Role and connections at work
They may have been a new employee or someone you did not know well. Or they may have been a long-term and well-liked employee who mentored and supported others.
Maybe they have family members at the company. Losing a coworker can be both a personal and professional loss. You must cope with their absence and establish a “new normal” in the workplace.
If your workplace is a team environment, the loss of a key employee may have an impact on your job. The grief experience can be amplified if there have been other losses at your workplace in the past. On the other hand, if your workplace has never experienced a death before, the loss can hit especially hard. Some workplace cultures are uncomfortable with expressions of grief or emotion. Others tend to be more open to and supportive of expressing emotions.
Understanding the emotions of grief
There is no “normal” reaction to loss and no “right” way to grieve.
Many different emotions may be felt as we come to terms with the loss and try to fold it into our everyday lives. Possible emotions include:
- Shock is a common first reaction. It is often followed by denial or disbelief. This may be a way that our minds initially shield us from overwhelming emotions.
- Sadness may be very intense and deep, especially if you were good friends.
- Grief from other losses may be triggered.
- Anxiety about how the workplace will function without the deceased, such as how the workload will be addressed.
- Fears about your safety and security, depending on the cause of death.
- Betrayal, mistrust, tension, or anger; feeling that the death is something that shouldn’t have happened.
- A need to return to a normal routine; a sense of urgency or expectation to “move on” from the loss. Guilt or self-blame regarding an unpleasant last conversation, tension in the relationship or an inability to help them. Struggling with the “what ifs.”

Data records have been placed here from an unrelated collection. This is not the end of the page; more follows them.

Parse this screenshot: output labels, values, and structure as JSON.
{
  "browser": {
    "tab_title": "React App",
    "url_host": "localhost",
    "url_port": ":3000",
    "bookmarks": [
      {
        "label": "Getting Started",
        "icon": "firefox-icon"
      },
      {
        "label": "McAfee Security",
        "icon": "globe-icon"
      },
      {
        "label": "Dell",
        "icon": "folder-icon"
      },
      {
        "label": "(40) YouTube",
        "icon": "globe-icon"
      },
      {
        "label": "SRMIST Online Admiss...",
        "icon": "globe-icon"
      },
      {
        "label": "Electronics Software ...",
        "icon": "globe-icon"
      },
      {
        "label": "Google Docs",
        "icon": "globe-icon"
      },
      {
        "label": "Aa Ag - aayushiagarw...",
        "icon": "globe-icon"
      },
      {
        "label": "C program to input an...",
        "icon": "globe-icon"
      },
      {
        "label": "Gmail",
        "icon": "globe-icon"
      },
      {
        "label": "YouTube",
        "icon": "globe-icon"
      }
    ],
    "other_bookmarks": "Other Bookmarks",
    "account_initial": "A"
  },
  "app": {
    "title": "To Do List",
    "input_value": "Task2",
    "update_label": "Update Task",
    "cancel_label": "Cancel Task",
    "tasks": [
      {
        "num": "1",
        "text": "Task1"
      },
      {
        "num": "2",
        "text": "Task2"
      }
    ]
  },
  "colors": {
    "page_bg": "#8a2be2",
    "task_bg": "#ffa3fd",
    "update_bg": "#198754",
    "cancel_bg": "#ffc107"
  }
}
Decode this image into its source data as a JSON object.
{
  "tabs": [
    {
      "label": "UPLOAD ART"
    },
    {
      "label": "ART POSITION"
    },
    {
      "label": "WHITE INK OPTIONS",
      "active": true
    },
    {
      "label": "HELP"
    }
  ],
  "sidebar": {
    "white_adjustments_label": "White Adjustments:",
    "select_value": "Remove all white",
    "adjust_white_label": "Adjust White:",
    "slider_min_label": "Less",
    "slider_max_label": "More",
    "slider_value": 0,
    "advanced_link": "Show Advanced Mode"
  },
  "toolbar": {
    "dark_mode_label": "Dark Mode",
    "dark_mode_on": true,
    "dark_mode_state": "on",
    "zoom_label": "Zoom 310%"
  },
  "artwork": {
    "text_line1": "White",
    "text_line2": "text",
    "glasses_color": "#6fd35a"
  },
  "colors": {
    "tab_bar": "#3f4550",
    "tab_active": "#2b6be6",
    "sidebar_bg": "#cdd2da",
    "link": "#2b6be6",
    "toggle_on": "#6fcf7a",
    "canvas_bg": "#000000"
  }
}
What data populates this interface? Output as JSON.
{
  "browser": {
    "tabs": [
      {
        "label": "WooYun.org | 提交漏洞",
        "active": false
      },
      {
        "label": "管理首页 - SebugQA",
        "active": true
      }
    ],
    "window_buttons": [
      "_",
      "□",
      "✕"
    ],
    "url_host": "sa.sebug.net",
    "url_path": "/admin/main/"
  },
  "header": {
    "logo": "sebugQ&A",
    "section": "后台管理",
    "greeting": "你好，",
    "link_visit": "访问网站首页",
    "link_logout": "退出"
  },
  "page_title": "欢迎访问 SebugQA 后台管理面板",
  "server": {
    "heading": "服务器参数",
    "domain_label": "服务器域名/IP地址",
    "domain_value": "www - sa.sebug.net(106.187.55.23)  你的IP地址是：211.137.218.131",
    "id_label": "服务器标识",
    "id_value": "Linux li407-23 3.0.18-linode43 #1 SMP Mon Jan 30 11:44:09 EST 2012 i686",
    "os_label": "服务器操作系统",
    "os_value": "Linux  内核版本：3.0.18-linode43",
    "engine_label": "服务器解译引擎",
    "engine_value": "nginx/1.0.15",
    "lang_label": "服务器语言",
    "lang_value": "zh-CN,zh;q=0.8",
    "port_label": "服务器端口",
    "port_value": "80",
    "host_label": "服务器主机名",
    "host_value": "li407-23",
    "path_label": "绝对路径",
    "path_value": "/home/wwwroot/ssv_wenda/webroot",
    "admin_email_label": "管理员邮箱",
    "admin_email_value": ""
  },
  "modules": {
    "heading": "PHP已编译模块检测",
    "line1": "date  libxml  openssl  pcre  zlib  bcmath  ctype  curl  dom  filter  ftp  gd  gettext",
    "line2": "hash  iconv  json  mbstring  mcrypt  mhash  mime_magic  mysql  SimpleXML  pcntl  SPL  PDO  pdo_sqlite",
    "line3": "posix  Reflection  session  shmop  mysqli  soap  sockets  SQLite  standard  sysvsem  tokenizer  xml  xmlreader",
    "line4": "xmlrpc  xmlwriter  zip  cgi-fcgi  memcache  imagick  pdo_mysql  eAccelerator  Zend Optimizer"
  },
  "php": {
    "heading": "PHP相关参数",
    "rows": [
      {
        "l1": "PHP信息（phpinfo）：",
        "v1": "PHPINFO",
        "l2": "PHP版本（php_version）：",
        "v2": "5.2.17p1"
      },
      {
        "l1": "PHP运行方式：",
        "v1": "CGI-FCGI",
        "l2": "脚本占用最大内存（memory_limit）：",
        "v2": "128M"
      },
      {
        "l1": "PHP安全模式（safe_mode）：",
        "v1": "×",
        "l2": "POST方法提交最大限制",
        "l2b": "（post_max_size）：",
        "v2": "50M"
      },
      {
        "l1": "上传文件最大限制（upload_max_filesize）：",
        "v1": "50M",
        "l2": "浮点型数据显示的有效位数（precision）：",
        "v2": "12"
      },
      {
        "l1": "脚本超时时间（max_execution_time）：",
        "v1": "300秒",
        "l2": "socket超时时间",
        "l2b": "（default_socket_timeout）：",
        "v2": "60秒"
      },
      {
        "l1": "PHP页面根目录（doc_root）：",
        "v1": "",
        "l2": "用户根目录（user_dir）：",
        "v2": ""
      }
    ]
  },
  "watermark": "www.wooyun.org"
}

- Feeling vulnerable, aware of your own mortality.
- Helplessness, particularly in cases of a long-term illness or witnessing a workplace accident.
- Anger, a lack of patience, or being short-tempered.
- Numbness or not being able to feel your emotions.
- A lack of reaction or feelings of grief. This can happen if the relationship was strained, distant, or tense.
Coping with grief
Avoid judging your own or others’ reactions. It is unhelpful in dealing with grief. Give yourself and coworkers permission to experience the emotions that come up, even if there is no emotion expressed. There is no “right” or “normal” way to feel when someone has passed away, and grief has no timeline.
Memories of the deceased are always present at work. It can help to have a way for everyone to share openly.
Consider a bulletin board where people can post stories, memories, and pictures of the person.
Be kind to yourself and take a break if you become tearful or overwhelmed with emotion.
Consider doing something for the deceased’s family as a team, if possible and permitted. This might be a donation to a charity, making a memory book or sending photos of the deceased that the family may not have. Pool together financial contributions to give gift cards for useful items, such as child care, meals, housecleaning, lawn service, etc.
Self-care is vital during times of stress. Make sure to eat well. Get regular exercise and the sleep you need to feel rested. It can help to express your emotions and talk about the experience with friends, family members, or a counselor. Calling your Employee Assistance Program (EAP) can help you connect with supportive resources, if applicable.
Memorials or good-bye rituals may be helpful. Attend the funeral or ceremony, if possible. You may wish to create a memorial in the workplace, such as planting a tree in their honor or hanging a memorial plaque.
Cigna Can Help
If you have EAP coverage through Cigna, we are available by phone at (877) 622-4327 any time to help you understand what services are available to support you during this time.
This material is provided by Cigna for informational/educational purposes only. It is not medical/clinical advice. Only a health care professional can make a diagnosis or recommend a treatment plan. For more information, you can call the number listed on your health care identification card.